Sperm Bank Wants Donations from IDF Vets

Centers Await Israeli Health Ministry Regulations

By Haaretz

Published February 09, 2012.
  • Print
  • Share Share

The Health Ministry has yet to issue updated regulations governing the collection or use of sperm donations in Israel, even though the state comptroller called for such rules in 2007.

As a result, Israel’s 15 sperm banks, two of them privately run, are operating in a regulatory fog that can present ethical problems and increases the very slight risk of two siblings later marrying each other, though no such case is known to have occurred in the decades that donor inseminations have been performed.

Two private sperm banks, Cryobank, in operation a little over a year, and Superm, launched a few months ago, were opened in response to an increasing demand for donor sperm that isn’t being met by the 13 public sperm banks that operate in hospitals, only seven of which are really active. They are also setting their own criteria for sperm donors.

For example, Cryobank, which operates at the Assouta Medical Center in Rishon Lezion, only accepts sperm donations from army veterans, while the other private sperm bank, Superm in Tel Aviv, won’t take sperm from men over 30.

“The criteria of army service is just another layer of donor screening, since the army has already evaluated them and declared them healthy,” Assouta Medical Center explained. “There is nothing ideological about this.”

Some 350 babies are born annually in Israel from donor sperm.

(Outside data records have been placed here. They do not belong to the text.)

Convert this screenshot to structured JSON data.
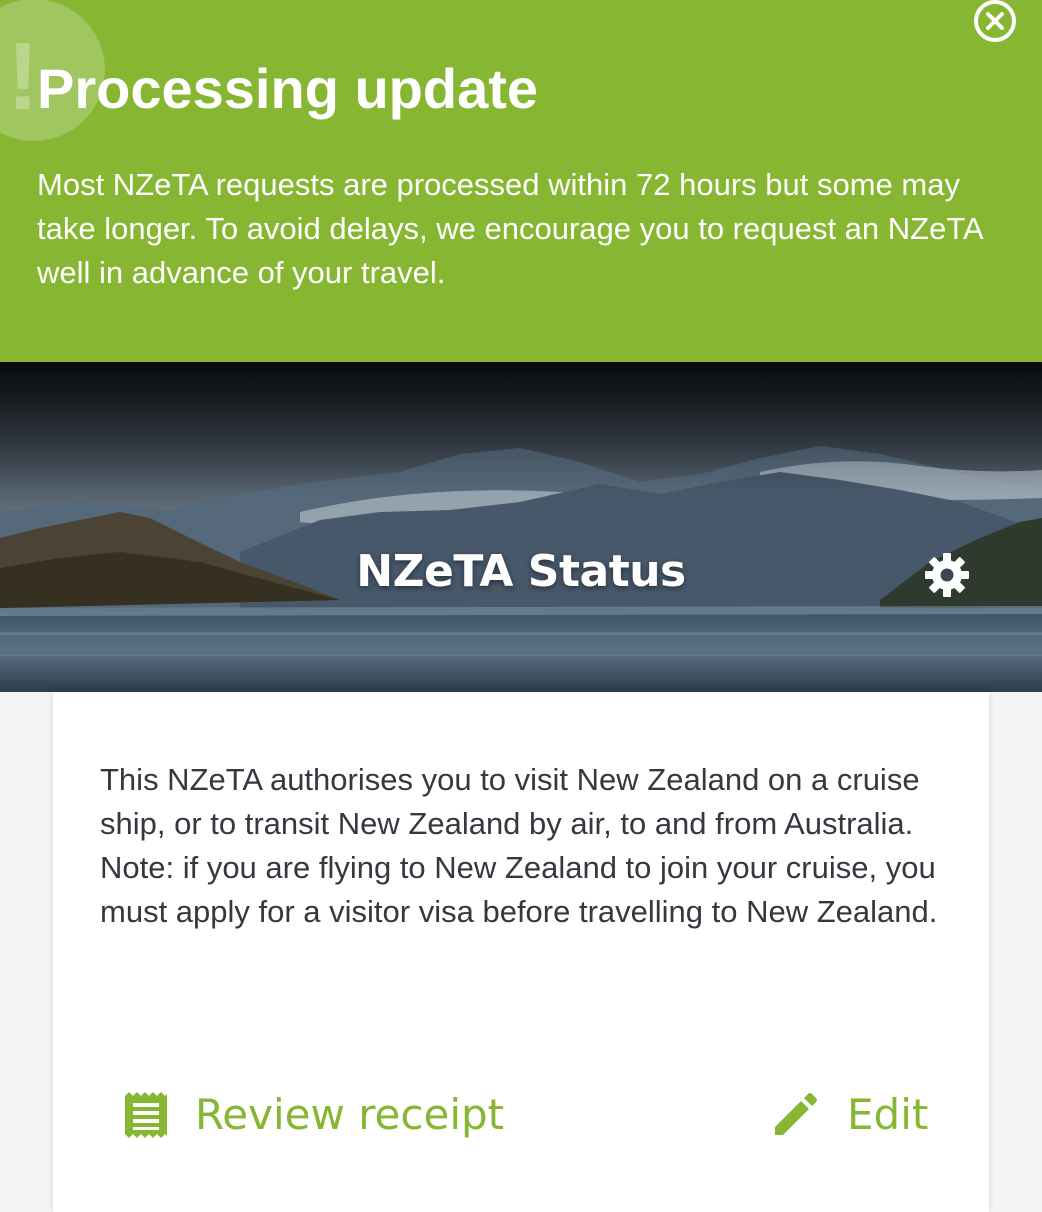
{
  "banner": {
    "badge_glyph": "!",
    "title": "Processing update",
    "message": "Most NZeTA requests are processed within 72 hours but some may take longer. To avoid delays, we encourage you to request an NZeTA well in advance of your travel.",
    "close_icon": "close-circle-icon",
    "background_color": "#86b632"
  },
  "header": {
    "title": "NZeTA Status",
    "settings_icon": "gear-icon",
    "image": "mountain-lake-landscape"
  },
  "card": {
    "message": "This NZeTA authorises you to visit New Zealand on a cruise ship, or to transit New Zealand by air, to and from Australia. Note: if you are flying to New Zealand to join your cruise, you must apply for a visitor visa before travelling to New Zealand.",
    "actions": {
      "review_receipt": {
        "label": "Review receipt",
        "icon": "receipt-icon"
      },
      "edit": {
        "label": "Edit",
        "icon": "pencil-icon"
      }
    },
    "accent_color": "#86b632"
  }
}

The current regulations governing sperm donations date back to 1992. The updated Health Ministry regulations, which have been drawn up but have yet to be issued, would govern what genetic tests should be performed on both the donors and the women applying to be inseminated and would codify the trustee role the sperm bank must play, should the father ever need to be identified by a state or Rabbinical court.

For more, go to haaretz.com


The Jewish Daily Forward welcomes reader comments in order to promote thoughtful discussion on issues of importance to the Jewish community. In the interest of maintaining a civil forum, The Jewish Daily Forwardrequires that all commenters be appropriately respectful toward our writers, other commenters and the subjects of the articles. Vigorous debate and reasoned critique are welcome; name-calling and personal invective are not. While we generally do not seek to edit or actively moderate comments, our spam filter prevents most links and certain key words from being posted and The Jewish Daily Forward reserves the right to remove comments for any reason.





Find us on Facebook!
  • Could Spider-Man be Jewish? Andrew Garfield thinks so.
  • Most tasteless video ever? A new video shows Jesus Christ dying at Auschwitz.
  • "It’s the smell that hits me first — musty, almost sweet, emanating from the green felt that cradles each piece of silver cutlery in its own place." Only one week left to submit! Tell us the story of your family's Jewish heirloom.
  • Mazel tov to Chelsea Clinton and Marc Mezvinsky!
  • If it's true, it's pretty terrifying news.
  • “My mom went to cook at the White House and all I got was this tiny piece of leftover raspberry ganache."
  • Planning on catching "Fading Gigolo" this weekend? Read our review.
  • A new initiative will spend $300 million a year towards strengthening Israel's relationship with the Diaspora. http://jd.fo/q3Iaj Is this money spent wisely?
  • Lusia Horowitz left pre-state Israel to fight fascism in Spain — and wound up being captured by the Nazis and sent to die at Auschwitz. Share her remarkable story — told in her letters.
  • Vered Guttman doesn't usually get nervous about cooking for 20 people, even for Passover. But last night was a bit different. She was cooking for the Obamas at the White House Seder.
  • A grumpy Jewish grandfather is wary of his granddaughter's celebrating Easter with the in-laws. But the Seesaw says it might just make her appreciate Judaism more. What do you think?
  • “Twist and Shout.” “Under the Boardwalk.” “Brown-Eyed Girl.” What do these great songs have in common? A forgotten Jewish songwriter. We tracked him down.
  • What can we learn from tragedies like the rampage in suburban Kansas City? For one thing, we must keep our eyes on the real threats that we as Jews face.
  • When is a legume not necessarily a legume? Philologos has the answer.
  • from-cache

Would you like to receive updates about new stories?




















We will not share your e-mail address or other personal information.

Already subscribed? Manage your subscription.